(i) We have, however, heard from some local authorities who have adopted long-term perspectives to shape the market, provide improved clarity both to investors and prospective residents, and encourage appropriate investment focused on the areas of greatest need (eg dementia and nursing care). Local authorities are well placed to understand the market, predict needs, assist operators and shape outcomes. They are also well placed to assist and guide prospective residents, and so they have the opportunity to greatly improve outcomes. We are keen to explore ways of increasing long-term planning in the sector as a whole.

1.3 We are considering possible recommendations in relation to these and other issues. Our intention is to develop a package of recommendations that will make a long-lasting improvement to tackle the issues we identify and to deliver better outcomes for residents and their families. For example, the kind of areas we are exploring are:

(a) Making choices easier through better information and support. We are considering how greater support can be provided to prospective residents and their families and representatives to help them to make good choices and to access comprehensive and comparable information. We are also considering whether people’s awareness and consideration of social care options could be raised earlier.

(b) Improving complaint and redress systems. We will be looking at recommendations which make it easier for care home residents and their families or representatives to raise and escalate complaints, and to support providers to improve their complaints and redress systems.

(c) Improving consumer protection. We have opened a consumer protection case to investigate concerns that some care homes may be breaking consumer law – this is focused on concerns about certain care homes charging families for extended periods after a resident has died, and homes charging large upfront fees. We are also considering how other issues we have found can best be addressed using our range of tools (for instance, as appropriate, through consumer enforcement action, guidance on consumer law, codes of practice and/or recommendations to government, regulators or the industry). More generally, we are looking at sector regulations) are sufficient to ensure good outcomes for residents and their families.

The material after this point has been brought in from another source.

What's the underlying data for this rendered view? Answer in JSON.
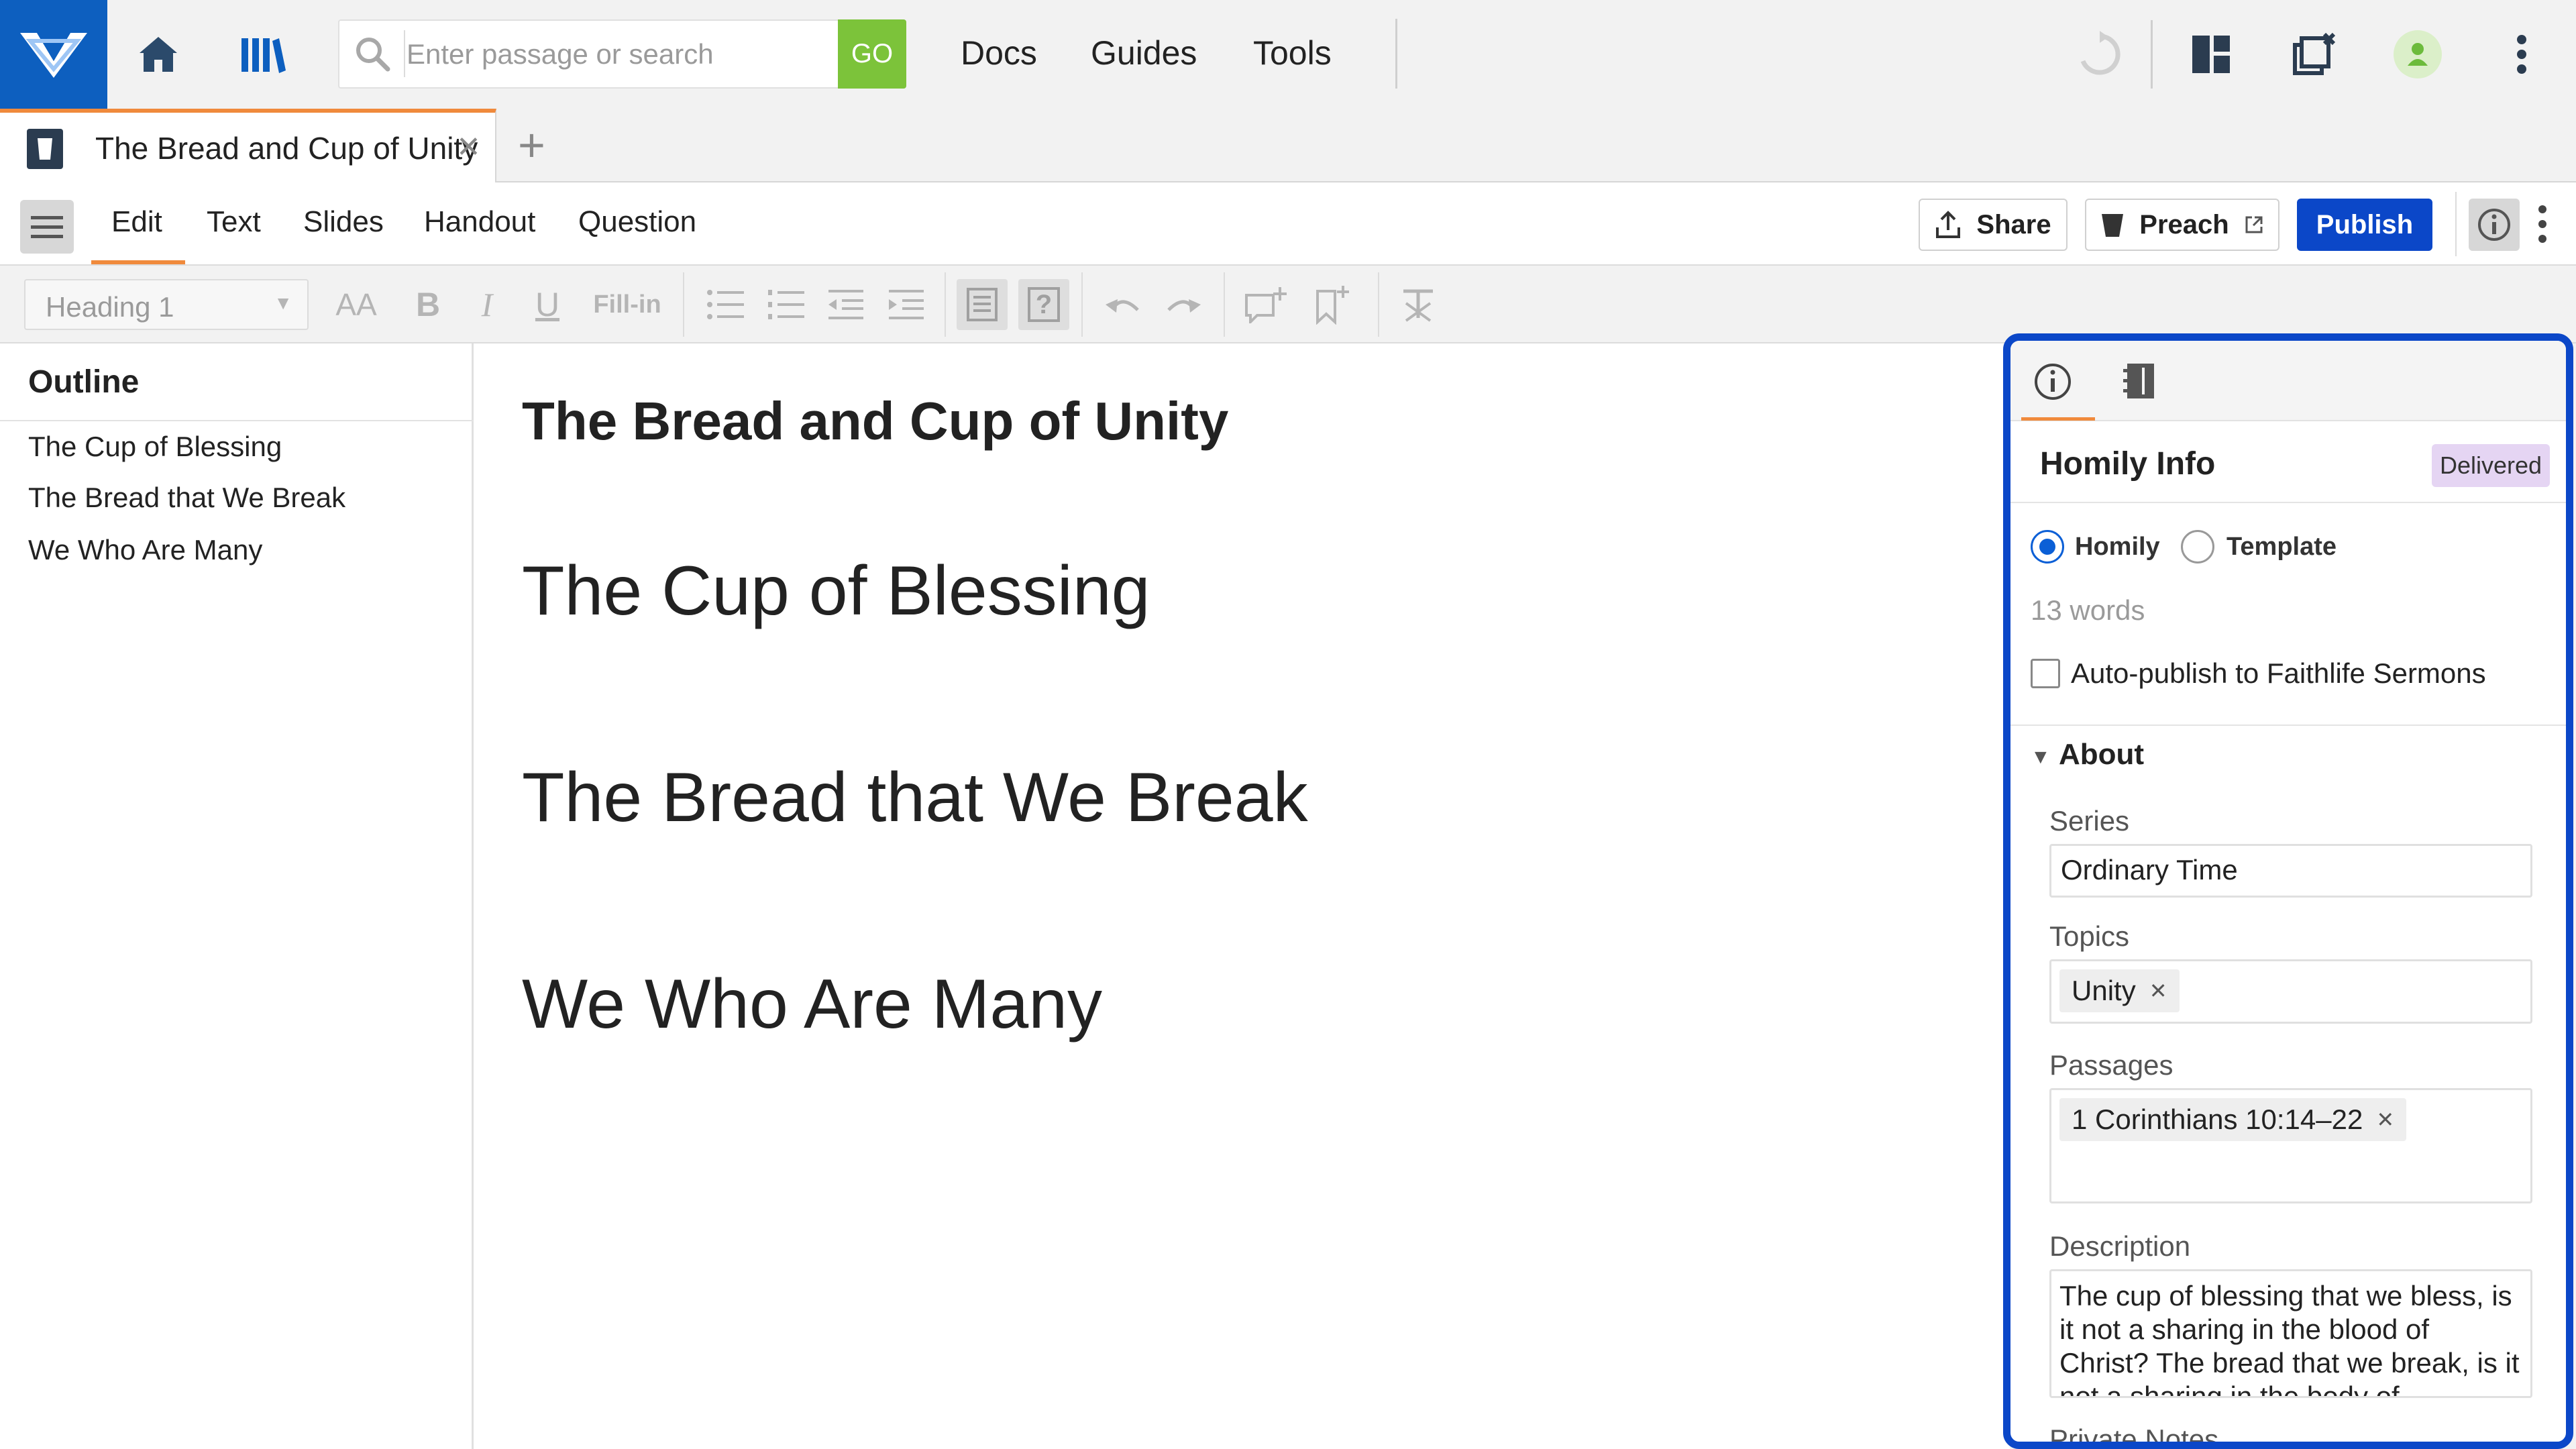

(d) Public sector procurement. We are considering opportunities for the sharing and monitoring of good practice, eg on procurement by local authorities of care home services and on how top-ups are explained to care home residents and their families and used by them.

(e) Investing for the future. We wish to address how the sector will develop in the long term to address the changing levels and types of needs. We are considering how potential barriers to investment can be addressed and how the sector can be incentivised to respond to demand. In doing so, we will look at measures which could provide a framework that incentivises future investment. So, for example, we will consider fee rates and whether guidance on appropriate fees would be beneficial, and whether there may be a role for an independent body in planning and facilitating the development of appropriate capacity..

Published : 14th June 2017*

Publisher : Competition and Markets Authority (CMA)  [ More From This Publisher ]

Rights : Crown Copyright

This resource is not currently associated to any Issues

This resource is not currently associated to any Campaigns

Have Your Say

Members are able discuss this resource in the BASW Member Forum. Please login to allow this feature.

Continuous Professional Development

Members are able to add an entry to their CPD record here. Please login to allow this feature.

* Although BASW has prepared the information contained within Social Work Knowledge with all due care and updates the information regularly, BASW does not warrant or represent that the information is free from errors or omission. Whilst the information is considered to be true and correct at the date of publication, changes in circumstances after the time of publication may impact on the accuracy of the information. The information may change without notice and BASW is not in any way liable for the accuracy of any information printed and stored or in any way interpreted and used by a user.